That the wealthy and powerful have a different justice system than the average American is not really a revelation to most of us. Crime of Privilege tracks members of a well-known family from Cape Cod that has extensive political and societal connections. The family, through their minions, is able to hush up crimes and indiscretions done by many members of the extended family. The story is initially told through a series of flash-back and fast-forward scenes. The mystery is written in a first-person narrative from the perspective of a low-level district attorney, who happened to be present at a Palm Beach crime. This attorney, Georgie Beckett, is not a very endearing protagonist. The pacing of the book is quite disjointed and sometimes tedious. Characters and storylines are described in extensive detail and then that particular thread of the story is dropped. I had great hopes for reading this book, yet was mildly disappointed throughout.
Joan B. (Ellicott City, MD)
Crime of Privilege
This is a murder mystery of page-turning quality. The protagonist, George Becket, is a persistent, likable, naive young man. For me, the rest of the main characters were a large lump of the entitled "American Royalty". I did not get to really know any of them. The idea that money brings power is repugnant to me. I am sorry that many of us, as free citizens, are willing to accept the privilege that accompanies money and power. I just do not want to believe that money and power puts people above the law.
Jim S. (Austin, TX)
Crime of Privilage
I love to read and finished the book quickly. However, the theme, as I perceived it bothers me.
George Becket, now an attorney in the district attorney office of Cape Cod, had "friends" and friends of friends while growing up. Some of these friends were part of a wealthy and privileged family, the Gregory's.
Steve B. (Spring, TX)
Cover up of a Crime by the Privileged.
Two young women, one from Cape Cod, the other visiting south Florida were involved with the family and friends. One committed suicide, the other was murdered.
George, years later, is tasked with the job of finding who murdered the woman. The problems he deals with appear monumental due to the Senator's powerful influence. The investigation takes him to Europe, Hawaii, and Central America.
The plot and characters were good but sometimes confusing. Overall I enjoyed the book although at times it was slow going.

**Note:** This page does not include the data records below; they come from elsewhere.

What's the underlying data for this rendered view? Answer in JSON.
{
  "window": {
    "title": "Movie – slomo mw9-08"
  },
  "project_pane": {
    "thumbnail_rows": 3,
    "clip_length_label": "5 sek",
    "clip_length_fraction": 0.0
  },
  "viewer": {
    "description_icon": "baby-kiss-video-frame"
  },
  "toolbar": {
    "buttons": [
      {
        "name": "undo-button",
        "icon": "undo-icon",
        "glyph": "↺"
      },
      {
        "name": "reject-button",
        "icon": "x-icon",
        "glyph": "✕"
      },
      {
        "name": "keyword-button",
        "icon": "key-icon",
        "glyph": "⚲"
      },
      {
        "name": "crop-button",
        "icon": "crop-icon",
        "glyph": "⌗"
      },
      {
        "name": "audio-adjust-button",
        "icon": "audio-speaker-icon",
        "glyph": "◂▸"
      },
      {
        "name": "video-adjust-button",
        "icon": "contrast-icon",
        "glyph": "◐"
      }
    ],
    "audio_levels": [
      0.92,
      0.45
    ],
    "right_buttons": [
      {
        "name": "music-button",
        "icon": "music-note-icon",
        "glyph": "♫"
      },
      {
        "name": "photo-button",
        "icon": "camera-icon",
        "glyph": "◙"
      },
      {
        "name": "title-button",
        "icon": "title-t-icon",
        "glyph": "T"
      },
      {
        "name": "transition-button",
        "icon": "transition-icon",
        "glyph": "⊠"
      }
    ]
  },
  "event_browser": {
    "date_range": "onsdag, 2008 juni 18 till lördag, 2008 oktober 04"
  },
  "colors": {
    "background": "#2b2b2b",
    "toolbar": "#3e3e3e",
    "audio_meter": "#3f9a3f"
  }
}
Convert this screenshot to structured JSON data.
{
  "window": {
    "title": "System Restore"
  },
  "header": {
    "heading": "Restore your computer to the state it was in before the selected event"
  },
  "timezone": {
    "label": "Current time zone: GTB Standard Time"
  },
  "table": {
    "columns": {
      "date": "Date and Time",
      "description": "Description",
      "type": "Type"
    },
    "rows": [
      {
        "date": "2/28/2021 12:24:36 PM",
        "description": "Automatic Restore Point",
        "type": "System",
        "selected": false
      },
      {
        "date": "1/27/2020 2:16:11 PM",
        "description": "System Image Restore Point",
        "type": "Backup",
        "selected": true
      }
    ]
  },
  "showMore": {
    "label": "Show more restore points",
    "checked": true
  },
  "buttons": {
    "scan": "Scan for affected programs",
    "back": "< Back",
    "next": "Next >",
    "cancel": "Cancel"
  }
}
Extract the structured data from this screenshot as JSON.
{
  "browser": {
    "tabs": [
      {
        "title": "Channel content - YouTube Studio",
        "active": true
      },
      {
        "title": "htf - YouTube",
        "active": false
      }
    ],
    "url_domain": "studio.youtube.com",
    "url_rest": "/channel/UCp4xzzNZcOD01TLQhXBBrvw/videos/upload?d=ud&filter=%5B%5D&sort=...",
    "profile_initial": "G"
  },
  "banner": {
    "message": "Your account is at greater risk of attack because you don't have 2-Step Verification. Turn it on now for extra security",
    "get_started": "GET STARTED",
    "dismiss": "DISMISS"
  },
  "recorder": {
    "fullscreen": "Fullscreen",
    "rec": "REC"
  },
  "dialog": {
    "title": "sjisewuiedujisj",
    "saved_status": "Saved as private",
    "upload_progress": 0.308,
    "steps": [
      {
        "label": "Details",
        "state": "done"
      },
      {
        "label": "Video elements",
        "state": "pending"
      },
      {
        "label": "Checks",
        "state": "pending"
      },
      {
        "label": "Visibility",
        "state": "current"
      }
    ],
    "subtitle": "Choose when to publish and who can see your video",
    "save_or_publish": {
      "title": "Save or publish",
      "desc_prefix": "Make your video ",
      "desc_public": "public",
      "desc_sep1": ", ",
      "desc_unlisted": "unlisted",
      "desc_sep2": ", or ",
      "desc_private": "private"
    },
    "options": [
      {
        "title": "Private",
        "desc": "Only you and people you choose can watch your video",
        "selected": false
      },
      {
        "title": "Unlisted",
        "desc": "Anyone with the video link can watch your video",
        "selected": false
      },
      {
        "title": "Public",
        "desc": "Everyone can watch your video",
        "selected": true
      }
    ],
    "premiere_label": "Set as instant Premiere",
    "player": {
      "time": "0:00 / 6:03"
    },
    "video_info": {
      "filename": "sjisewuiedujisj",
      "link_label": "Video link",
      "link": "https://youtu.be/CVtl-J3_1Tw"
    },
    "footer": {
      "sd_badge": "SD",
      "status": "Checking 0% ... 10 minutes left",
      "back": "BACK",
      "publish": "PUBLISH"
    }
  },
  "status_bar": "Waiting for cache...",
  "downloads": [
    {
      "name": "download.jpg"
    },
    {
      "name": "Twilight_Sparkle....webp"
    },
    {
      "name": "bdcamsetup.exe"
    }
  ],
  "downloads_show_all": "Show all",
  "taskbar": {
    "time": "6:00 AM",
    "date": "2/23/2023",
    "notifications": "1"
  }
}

This is a gripping mystery of crimes perhaps committed by a family of wealth and privilege. A young assistant prosecutor, who witnessed one of the crimes when he was a college student, is the one trying to pursue justice. His path is encumbered at every step by those beholden to the powerful Cape Cod dynasty. He is relentless in his pursuit and appears to have solved the murder mystery but is thwarted in his attempt to bring the perpetrator to justice. Even though the victim of the murder is the daughter of another rich and powerful man, the prosecutor is made aware that the justice system is not always blind when political influence is involved.